Filipino identity missing in a dominantly white world
Asian man reads “How to be an Anti-Racist”
Rik Panganiban, an online manager at a civic media literacy resource at KQED, read How to be an antiracist by Ibram X. Kendi. As an Asian man born in America, the book helped him how to interrogate his own racial identity and experiences of racism.
“To be antiracist is to reject cultural standards and level of cultural difference. Segregationalists say racial groups can not reach their superior cultural standard. Assimilationalists say racial groups can, with effort and intention, reach their superior cultural standards.”— Ibram X. Kendi, How to Be an Antiracist.
Flavors of the melting pot
He reexamined the American ideal of cultural assimilation—who am I in this all-white country—someone colored may ask. Keep in mind that this wasn’t a big deal for Rik, but it’s relevant.
America has always been the “melting pot” of cultures. Enticing, where all traditions go together into one stew. “Various flavors add up to a more delicious whole,” as he puts it.
He never really thought that this “melting pot” is about “whiteness”
Rik’s parents were immigrants from the Philippines, trying to fit into a predominantly white community of Pleasanton, California. There were no other Filipinos around him and only one other Asian family in his neighborhood.
He never thought being Filipino was something to be proud of growing up. There was no “Pinoy culture” to experience; no people expressing their pride, heritage, or Filipino art to brag.
Rik’s world is “white,” and this “whiteness” manifested in his life—food, music, standards of beauty, comic books. “I was the kid with the long name that no one could pronounce. I don’t remember anyone asking me where it was from or what it meant…,” he said.
What are you?
Her sister recounted a story when a white kid asked her, “What are you?.” She replied, “I’m Filipino.” The white girl said, “Oh, I don’t know what that is, we’re Catholics.”
Rik and his siblings learned Filipino because they heard their parents speak Tagalog in hushed or loud tones when talking with relatives over the phone. He wasn’t encouraged to learn the language—this is America.
“Oh I don’t know what that is, We’re Catholics.”
Pinoy food is another thing!
Fiesta for Filipinos is at least 12 dishes—that’s tradition. Pinoy food isn’t that unique compared to Italian, Chinese, or Koreans whose table worthy of the “last supper.” But if you follow the book, smorgasbord takes a different meaning.
Filipino food was something else for Rik. He grew up loving chicken adobo, pancit palabok, lechon, Leche flan, and other celebratory dishes. But at home, Rik ate spaghetti, well-done steak, potatoes, and pork chops—an all American plate.
The secret Asian man
In his normal childhood, Rik was the “secret” Asian man.

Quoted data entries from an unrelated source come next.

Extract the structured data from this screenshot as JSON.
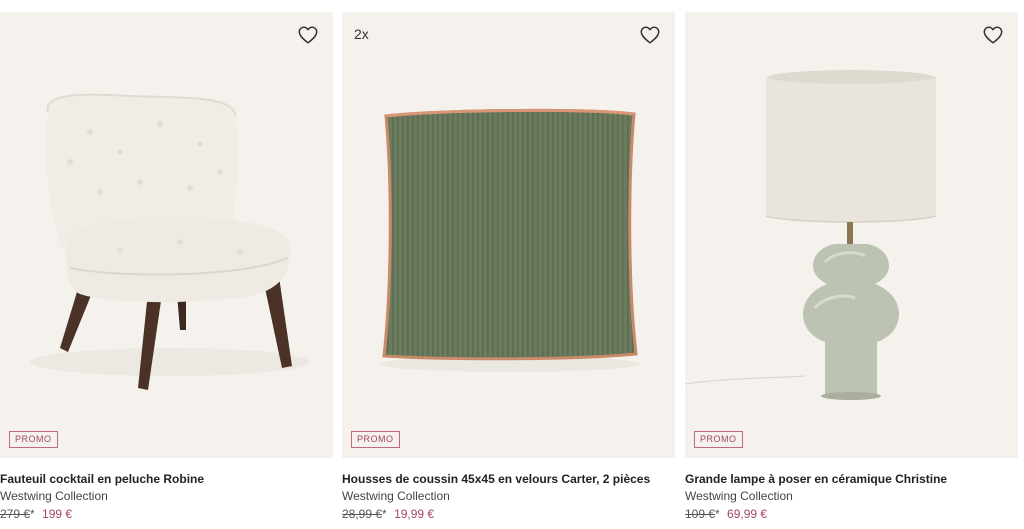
{
  "products": [
    {
      "title": "Fauteuil cocktail en peluche Robine",
      "brand": "Westwing Collection",
      "old_price": "279 €",
      "asterisk": "*",
      "new_price": "199 €",
      "badge": "PROMO",
      "quantity": "",
      "wishlist_icon": "heart-outline-icon"
    },
    {
      "title": "Housses de coussin 45x45 en velours Carter, 2 pièces",
      "brand": "Westwing Collection",
      "old_price": "28,99 €",
      "asterisk": "*",
      "new_price": "19,99 €",
      "badge": "PROMO",
      "quantity": "2x",
      "wishlist_icon": "heart-outline-icon"
    },
    {
      "title": "Grande lampe à poser en céramique Christine",
      "brand": "Westwing Collection",
      "old_price": "109 €",
      "asterisk": "*",
      "new_price": "69,99 €",
      "badge": "PROMO",
      "quantity": "",
      "wishlist_icon": "heart-outline-icon"
    }
  ],
  "colors": {
    "promo": "#a3465f",
    "card_background": "#f5f2ee"
  }
}
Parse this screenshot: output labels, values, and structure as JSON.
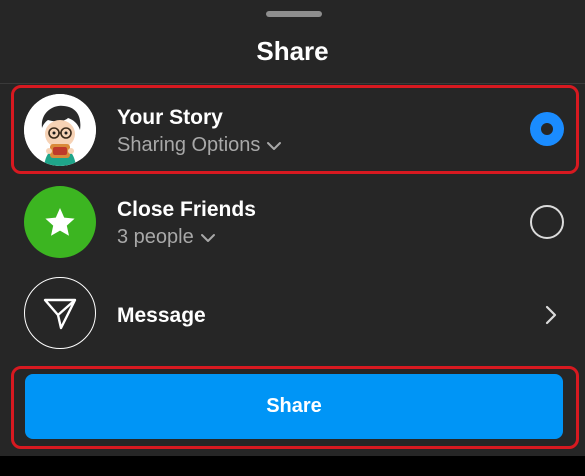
{
  "sheet": {
    "title": "Share"
  },
  "options": [
    {
      "label": "Your Story",
      "sublabel": "Sharing Options",
      "icon": "avatar-cartoon",
      "selected": true
    },
    {
      "label": "Close Friends",
      "sublabel": "3 people",
      "icon": "star-icon",
      "selected": false
    },
    {
      "label": "Message",
      "icon": "paper-plane-icon"
    }
  ],
  "share_button": {
    "label": "Share"
  },
  "colors": {
    "background": "#262626",
    "accent": "#0095f6",
    "radio_selected": "#1a8cff",
    "close_friends_green": "#3cb521",
    "highlight_red": "#d71920"
  }
}
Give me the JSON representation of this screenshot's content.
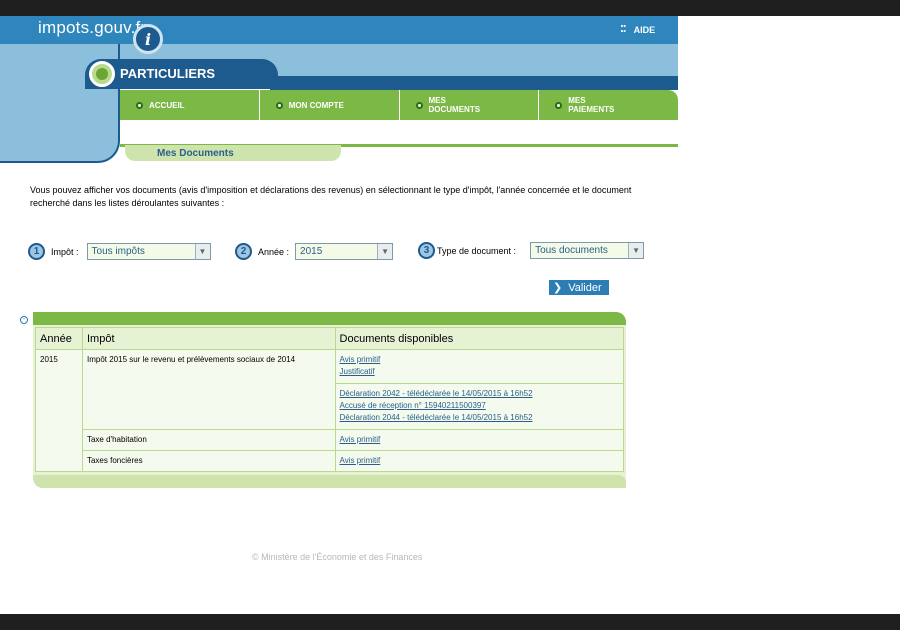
{
  "header": {
    "logo_text": "impots.gouv.fr",
    "logo_mark": "i",
    "aide": "AIDE",
    "section": "PARTICULIERS"
  },
  "nav": {
    "items": [
      {
        "label": "ACCUEIL"
      },
      {
        "label": "MON COMPTE"
      },
      {
        "label": "MES DOCUMENTS"
      },
      {
        "label": "MES PAIEMENTS"
      }
    ]
  },
  "subtab": "Mes Documents",
  "intro": "Vous pouvez afficher vos documents (avis d'imposition et déclarations des revenus) en sélectionnant le type d'impôt, l'année concernée et le document recherché dans les listes déroulantes suivantes :",
  "filters": {
    "impot": {
      "num": "1",
      "label": "Impôt :",
      "value": "Tous impôts"
    },
    "annee": {
      "num": "2",
      "label": "Année :",
      "value": "2015"
    },
    "type": {
      "num": "3",
      "label": "Type de document :",
      "value": "Tous documents"
    }
  },
  "valider": "Valider",
  "table": {
    "headers": [
      "Année",
      "Impôt",
      "Documents disponibles"
    ],
    "rows": [
      {
        "annee": "2015",
        "impot": "Impôt 2015 sur le revenu et prélèvements sociaux de 2014",
        "docs1": [
          "Avis primitif",
          "Justificatif"
        ],
        "docs2": [
          "Déclaration 2042 - télédéclarée le 14/05/2015 à 16h52",
          "Accusé de réception n° 15940211500397",
          "Déclaration 2044 - télédéclarée le 14/05/2015 à 16h52"
        ]
      },
      {
        "impot": "Taxe d'habitation",
        "docs": [
          "Avis primitif"
        ]
      },
      {
        "impot": "Taxes foncières",
        "docs": [
          "Avis primitif"
        ]
      }
    ]
  },
  "footer": "© Ministère de l'Économie et des Finances",
  "colors": {
    "accent_green": "#7cb845",
    "header_blue": "#2f86bd",
    "dark_blue": "#1d5a8e",
    "link": "#2a5f8b"
  }
}
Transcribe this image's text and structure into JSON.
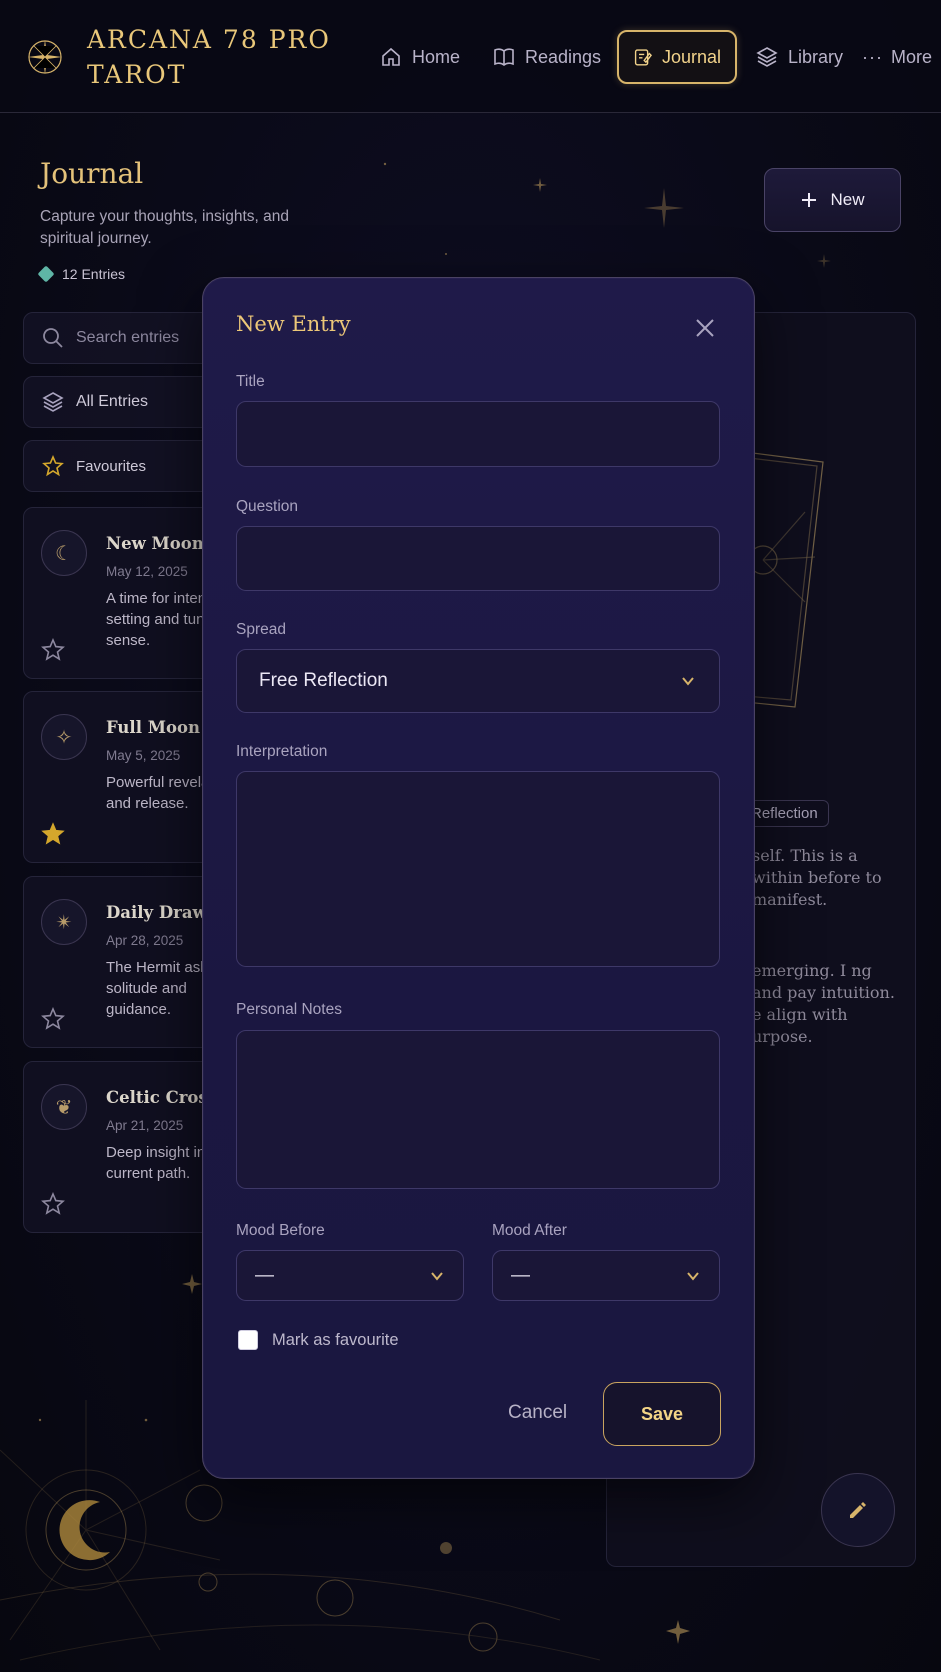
{
  "header": {
    "brand": "ARCANA 78 PRO TAROT",
    "nav": [
      {
        "label": "Home",
        "icon": "home-icon"
      },
      {
        "label": "Readings",
        "icon": "book-icon"
      },
      {
        "label": "Journal",
        "icon": "journal-icon",
        "active": true
      },
      {
        "label": "Library",
        "icon": "layers-icon"
      },
      {
        "label": "More",
        "icon": "more-dots-icon"
      }
    ]
  },
  "page": {
    "title": "Journal",
    "subtitle": "Capture your thoughts, insights, and spiritual journey.",
    "entries_count": "12 Entries",
    "new_button": "New"
  },
  "sidebar": {
    "search_placeholder": "Search entries",
    "filters": [
      {
        "label": "All Entries",
        "icon": "layers-icon"
      },
      {
        "label": "Favourites",
        "icon": "star-icon"
      }
    ]
  },
  "entries": [
    {
      "title": "New Moon Reflection",
      "date": "May 12, 2025",
      "text": "A time for intention setting and tune sense.",
      "favourite": false,
      "icon": "moon-icon"
    },
    {
      "title": "Full Moon Release",
      "date": "May 5, 2025",
      "text": "Powerful revelations and release.",
      "favourite": true,
      "icon": "sparkle-icon"
    },
    {
      "title": "Daily Draw Hermit",
      "date": "Apr 28, 2025",
      "text": "The Hermit asks for solitude and guidance.",
      "favourite": false,
      "icon": "wand-icon"
    },
    {
      "title": "Celtic Cross Spread",
      "date": "Apr 21, 2025",
      "text": "Deep insight into my current path.",
      "favourite": false,
      "icon": "lotus-icon"
    }
  ],
  "detail": {
    "tag": "Reflection",
    "paragraph1": "self. This is a within before to manifest.",
    "paragraph2": "emerging. I ng and pay intuition. e align with urpose."
  },
  "modal": {
    "title": "New Entry",
    "title_label": "Title",
    "title_value": "",
    "question_label": "Question",
    "question_value": "",
    "spread_label": "Spread",
    "spread_value": "Free Reflection",
    "interpretation_label": "Interpretation",
    "interpretation_value": "",
    "notes_label": "Personal Notes",
    "notes_value": "",
    "mood_before_label": "Mood Before",
    "mood_before_value": "—",
    "mood_after_label": "Mood After",
    "mood_after_value": "—",
    "favourite_label": "Mark as favourite",
    "favourite_checked": false,
    "cancel_label": "Cancel",
    "save_label": "Save"
  },
  "colors": {
    "accent_gold": "#e6c275",
    "background": "#0a0a18",
    "modal_bg": "#1d1946",
    "favourite_star": "#d4a72c"
  }
}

Not that it was a secret that he was not white, but that no one knew what he was—deep down, and Rik didn’t want others to know.
Filipino’s place in America
Rik wished for so many things. To be taller, braver, to have superpowers! But in all those fantasies—he wanted to be a white person—why not?
Since he was young, Rik learned to accept that his heritage had no value to the outside world. To be a success, he had to be part of a dominant culture, which makes sense—sort of.
In all those fantasies, he wished to be a white person
Long haul of knowing the true Filipino identity
It was only into college when Rik took his first trip to the Philippines. He began to question ideas, feelings of shame, and embarrassment about his own culture. It was a long journey, and he’s yet to discover the true Filipino identity.
What has he learned so far amid riots and pandemic? We’ll find out when it’s over.
Rik’s story originally appeared @Rikomatic.com